- “the Official Plan, Zoning Bylaw and Development Manual to ensure there is clarity regarding what the City requires in terms of transportation and circulation features as part of development applications” (pg 95)
King Street in Kitchener, Ontario was one of nine Complete Streets projects profiled in TCAT’s Complete Streets Transformations.
An innovative redesign featuring seasonal flexibility, enhanced pedestrian features, and sustainable streetscaping has substantially improved this downtown main street in Kitchener. This transformation won a Community Places design award from the International Making Cities Livable Council for bringing people back to the downtown. It cost $14 million and took 4 years to complete (2006-2010), from the beginning of the design process to the end of construction.
- Sloped curbs to improve universal accessibility.
- New bike racks to encourage cycling to nearby destinations.
- Improved transit shelters.
- Environmentally friendly planter beds that collect and filter stormwater.

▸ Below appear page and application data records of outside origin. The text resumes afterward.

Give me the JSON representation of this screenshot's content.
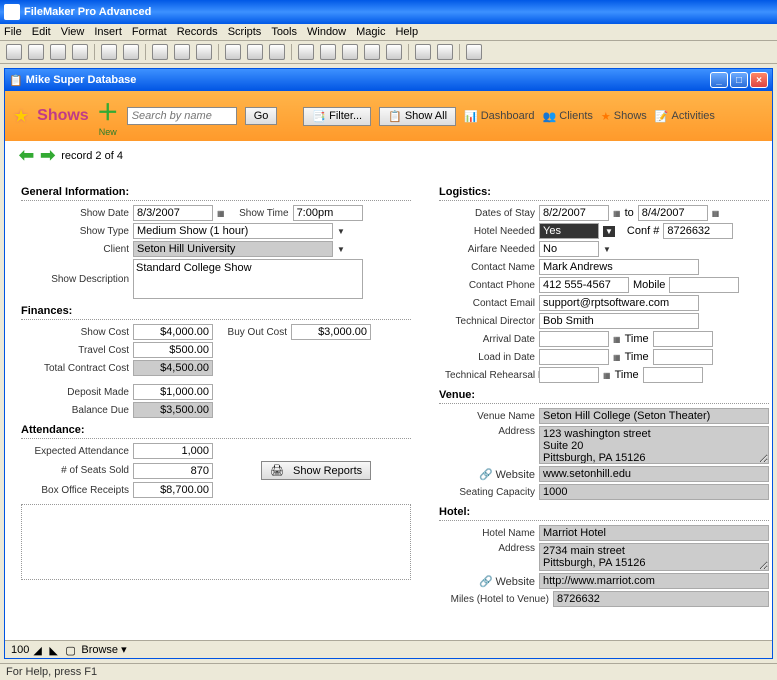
{
  "app": {
    "title": "FileMaker Pro Advanced"
  },
  "menu": [
    "File",
    "Edit",
    "View",
    "Insert",
    "Format",
    "Records",
    "Scripts",
    "Tools",
    "Window",
    "Magic",
    "Help"
  ],
  "window": {
    "title": "Mike Super Database"
  },
  "tab": {
    "title": "Shows",
    "new": "New",
    "search_placeholder": "Search by name",
    "go": "Go",
    "filter": "Filter...",
    "showall": "Show All",
    "dashboard": "Dashboard",
    "clients": "Clients",
    "shows": "Shows",
    "activities": "Activities"
  },
  "recnav": "record 2 of 4",
  "gen": {
    "section": "General Information:",
    "show_date_l": "Show Date",
    "show_date": "8/3/2007",
    "show_time_l": "Show Time",
    "show_time": "7:00pm",
    "show_type_l": "Show Type",
    "show_type": "Medium Show (1 hour)",
    "client_l": "Client",
    "client": "Seton Hill University",
    "desc_l": "Show Description",
    "desc": "Standard College Show"
  },
  "fin": {
    "section": "Finances:",
    "show_cost_l": "Show Cost",
    "show_cost": "$4,000.00",
    "buy_out_l": "Buy Out Cost",
    "buy_out": "$3,000.00",
    "travel_l": "Travel Cost",
    "travel": "$500.00",
    "total_l": "Total Contract Cost",
    "total": "$4,500.00",
    "deposit_l": "Deposit Made",
    "deposit": "$1,000.00",
    "balance_l": "Balance Due",
    "balance": "$3,500.00"
  },
  "att": {
    "section": "Attendance:",
    "exp_l": "Expected Attendance",
    "exp": "1,000",
    "seats_l": "# of Seats Sold",
    "seats": "870",
    "box_l": "Box Office Receipts",
    "box": "$8,700.00",
    "reports": "Show Reports"
  },
  "log": {
    "section": "Logistics:",
    "dates_l": "Dates of Stay",
    "date_from": "8/2/2007",
    "to": "to",
    "date_to": "8/4/2007",
    "hotel_needed_l": "Hotel Needed",
    "hotel_needed": "Yes",
    "conf_l": "Conf #",
    "conf": "8726632",
    "airfare_l": "Airfare Needed",
    "airfare": "No",
    "cname_l": "Contact Name",
    "cname": "Mark Andrews",
    "cphone_l": "Contact Phone",
    "cphone": "412 555-4567",
    "mobile_l": "Mobile",
    "cemail_l": "Contact Email",
    "cemail": "support@rptsoftware.com",
    "tdir_l": "Technical Director",
    "tdir": "Bob Smith",
    "arrival_l": "Arrival Date",
    "time_l": "Time",
    "loadin_l": "Load in Date",
    "reh_l": "Technical Rehearsal Date"
  },
  "venue": {
    "section": "Venue:",
    "name_l": "Venue Name",
    "name": "Seton Hill College (Seton Theater)",
    "addr_l": "Address",
    "addr": "123 washington street\nSuite 20\nPittsburgh, PA 15126",
    "web_l": "Website",
    "web": "www.setonhill.edu",
    "cap_l": "Seating Capacity",
    "cap": "1000"
  },
  "hotel": {
    "section": "Hotel:",
    "name_l": "Hotel Name",
    "name": "Marriot Hotel",
    "addr_l": "Address",
    "addr": "2734 main street\nPittsburgh, PA 15126",
    "web_l": "Website",
    "web": "http://www.marriot.com",
    "miles_l": "Miles (Hotel to Venue)",
    "miles": "8726632"
  },
  "status": {
    "zoom": "100",
    "mode": "Browse"
  },
  "help": "For Help, press F1"
}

- The addition of 120 street trees to enhance the human scale and provide shade.
- Increased amount of seating to create spaces for people to linger.
- Signature lighting to enhance safety at night.
- Removable bollards to delineate on-street parking spaces in the winter and to close off the street for public events in the summer.
- The perception of safety along the street is positive. According to a survey conducted after the completion of the project, 92% of people on King St feel safe during the day. Although no data is available from before the street redesign for comparison, this news is positive for a downtown that previously struggled with safety concerns.
- Festival attendance has risen from 250,000 to 400,000 per year.
- Pedestrian activity has increased from an average of 3,000 pedestrians per day to 8,900 pedestrians per day on average, an increase of nearly 200%.
- Fifty-nine façade improvements have been undertaken since the project’s completion, indicating a benefit to local businesses.
- The number of summer patios has increased from 5 to 16.